READ THAT AGAIN. And a third time, for good measure!

It was an epiphany for me. Here's someone approximately my age, or in the ballpark, who is a medical professional, and she's giving me permission to slow down and stop killing myself. I don't have to keep running so hard any more to justify myself professionally or personally.

We talked quite a bit about taking life easier, downshifting to a slower pace and improving the quality of life.

We talked quite a bit about the fact that my dad died at 56 -- just four years older than I am right now. My brother died at 42. My mom lived to 74 -- which may seem like a good age, but consider the lineage on her side of my family... most all of the relatives on that side lived into their late 90s, except my mother and her sister.
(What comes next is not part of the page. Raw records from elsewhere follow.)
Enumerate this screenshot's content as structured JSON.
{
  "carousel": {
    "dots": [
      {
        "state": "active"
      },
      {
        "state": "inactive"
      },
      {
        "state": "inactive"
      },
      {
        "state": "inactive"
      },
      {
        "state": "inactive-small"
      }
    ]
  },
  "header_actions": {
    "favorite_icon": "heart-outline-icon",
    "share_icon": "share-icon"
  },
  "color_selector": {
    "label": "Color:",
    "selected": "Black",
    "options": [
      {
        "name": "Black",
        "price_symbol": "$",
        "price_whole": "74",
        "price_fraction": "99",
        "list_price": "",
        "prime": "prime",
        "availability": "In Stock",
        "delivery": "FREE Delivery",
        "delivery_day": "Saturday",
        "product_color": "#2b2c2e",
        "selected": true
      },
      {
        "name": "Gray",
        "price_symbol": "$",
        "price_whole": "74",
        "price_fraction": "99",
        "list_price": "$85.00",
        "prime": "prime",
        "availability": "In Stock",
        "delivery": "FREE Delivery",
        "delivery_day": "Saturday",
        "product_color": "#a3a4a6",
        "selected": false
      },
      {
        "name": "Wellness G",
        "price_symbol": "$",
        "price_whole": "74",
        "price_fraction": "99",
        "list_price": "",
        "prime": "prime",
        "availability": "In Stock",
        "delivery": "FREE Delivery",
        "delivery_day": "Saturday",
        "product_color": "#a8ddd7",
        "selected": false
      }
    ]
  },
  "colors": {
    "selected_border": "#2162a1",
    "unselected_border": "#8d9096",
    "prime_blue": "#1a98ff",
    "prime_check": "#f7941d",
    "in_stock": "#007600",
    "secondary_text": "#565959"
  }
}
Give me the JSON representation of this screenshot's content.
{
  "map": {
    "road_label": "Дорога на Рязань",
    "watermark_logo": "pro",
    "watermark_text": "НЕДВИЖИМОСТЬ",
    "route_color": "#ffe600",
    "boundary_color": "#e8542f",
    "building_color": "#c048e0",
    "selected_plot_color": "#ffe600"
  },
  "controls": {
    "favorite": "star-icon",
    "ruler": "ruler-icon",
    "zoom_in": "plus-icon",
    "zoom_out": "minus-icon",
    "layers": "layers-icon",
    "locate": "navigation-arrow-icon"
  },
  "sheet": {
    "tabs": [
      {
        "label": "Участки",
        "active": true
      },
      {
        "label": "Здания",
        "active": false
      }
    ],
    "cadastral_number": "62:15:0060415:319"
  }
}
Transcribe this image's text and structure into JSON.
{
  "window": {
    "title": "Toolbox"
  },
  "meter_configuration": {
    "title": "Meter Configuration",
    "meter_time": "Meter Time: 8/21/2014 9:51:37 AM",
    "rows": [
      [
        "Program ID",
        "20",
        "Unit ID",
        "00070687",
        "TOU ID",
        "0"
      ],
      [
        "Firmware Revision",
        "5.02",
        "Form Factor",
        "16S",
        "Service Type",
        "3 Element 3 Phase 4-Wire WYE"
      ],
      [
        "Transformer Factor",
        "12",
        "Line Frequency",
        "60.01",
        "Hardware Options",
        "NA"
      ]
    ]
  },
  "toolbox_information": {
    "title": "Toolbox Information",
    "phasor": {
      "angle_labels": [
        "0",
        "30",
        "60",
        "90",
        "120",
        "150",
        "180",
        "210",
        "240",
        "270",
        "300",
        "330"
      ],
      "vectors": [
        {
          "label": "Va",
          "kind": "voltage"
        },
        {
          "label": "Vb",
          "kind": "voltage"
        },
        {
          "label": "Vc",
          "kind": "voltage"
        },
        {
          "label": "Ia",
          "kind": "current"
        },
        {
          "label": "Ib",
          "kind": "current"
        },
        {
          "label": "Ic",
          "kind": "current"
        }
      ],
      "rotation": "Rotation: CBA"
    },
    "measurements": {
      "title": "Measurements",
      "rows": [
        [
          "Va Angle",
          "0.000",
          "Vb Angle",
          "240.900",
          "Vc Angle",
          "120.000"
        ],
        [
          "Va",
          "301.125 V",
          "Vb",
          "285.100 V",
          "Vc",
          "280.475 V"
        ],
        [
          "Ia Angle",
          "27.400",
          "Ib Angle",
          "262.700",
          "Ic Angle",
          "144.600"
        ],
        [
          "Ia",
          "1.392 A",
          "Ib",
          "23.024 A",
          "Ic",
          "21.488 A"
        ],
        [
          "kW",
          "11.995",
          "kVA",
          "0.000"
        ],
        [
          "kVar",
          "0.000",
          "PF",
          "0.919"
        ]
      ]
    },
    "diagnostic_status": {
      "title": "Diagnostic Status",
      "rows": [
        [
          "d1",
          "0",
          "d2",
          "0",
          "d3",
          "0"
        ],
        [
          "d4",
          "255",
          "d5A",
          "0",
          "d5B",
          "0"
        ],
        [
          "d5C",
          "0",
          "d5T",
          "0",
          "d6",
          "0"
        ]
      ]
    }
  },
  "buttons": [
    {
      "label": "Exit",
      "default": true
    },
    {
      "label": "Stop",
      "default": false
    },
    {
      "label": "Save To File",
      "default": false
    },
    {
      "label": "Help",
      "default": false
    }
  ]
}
One great-aunt lived to 101.

I told the doctor that if I averaged it all, I probably could count on making it to 60, followed by a scared little laugh. Unfortunately I'm thinking that might have too much the ring of truth to it.

"We none of us get out of this alive," she said. "The trick is to make these years as good for ourselves as we can."

READ THAT AGAIN. And a third time, for good measure.

"It's time to slow down and enjoy the pleasures of eating better, of drinking better. To build a support network of friends and enjoy a slower pace of life. To GET BETTER SLEEP."

I emphasized the part about getting better sleep and what a key component this is in keeping our hearts healthy.

I have sleep apnea, but I am very stubborn and refuse to use my CPAP machine. Why? Because the doggone tubing easily comes apart during the night and blows pressurized air in my eye or my ear. Yeah duh. There are better tubing systems out there that are far more comfortable. I have tons of friends who have used them and speak with amazement about how much better they sleep when they use their machines -- how much more rested they are when they can actually BREATHE at night.

OK, so my brother died of sleep apnea and/or heart failure; my dad had a heart attack, my mom died of congestive heart failure. Gee, unless I'm hit by a bus or something, I can kind of see what's going to take me out, too.

New Doctor wants to repeat my sleep study to see what stage my apnea is at and what my settings should be on my machine, and we're going to look at finding some better equipment, something I can use comfortably, that will improve the quality of my sleep and maybe extend my life. What a concept!

And -- this is important -- she looked in my nose. Imagine that, a doctor looking at a patient's ability to breathe! She jumped back a bit and said "No wonder you have such a hard time breathing through that little nose!" Apparently it's quite the mess in there and isn't serving me very well. I asked if she could get me some rhinoplasty because I've always wanted a nose job. She quite seriously said that might be something we need to look at, because I'm not getting enough air through this defective part. Thanks for your genetic contribution, Grandpa Smith! She also prescribed a nasal spray to open up the little space I do have inside my noggin.

Before I left, they did an EKG, drew blood, and had me pee in a cup. They are going to take a good look at the labwork and the EKG and have me come back in a couple of weeks. Meanwhile, she's put me on a new drug for my blood pressure which includes a dose of Lipitor for cholesterol, so I don't have to take more pills. Lipitor works wonders for me in controlling my cholesterol, so I'm glad to have that component back. I hope the blood pressure shows great improvement over this time.

I suspect, that with her help and compassion, I'll be showing some improvements all around before long. I think all of us do better physically when we think there's someone who cares about how we're doing. And that includes the weight issue.

After all, it's not the weight itself that we should be concerned about. It's what it does to our bodies, our quality of life, that matters. I think we've approached things backwards for a long time. We've turned weight into a shame matter instead of a quality of life issue.

This is what I want to change, for whatever time I happen to have left. It's time for me to slow down, let go of the stressors and love the life I've been given! And at 52, a Quarter Pounder and fries just isn't loving enough.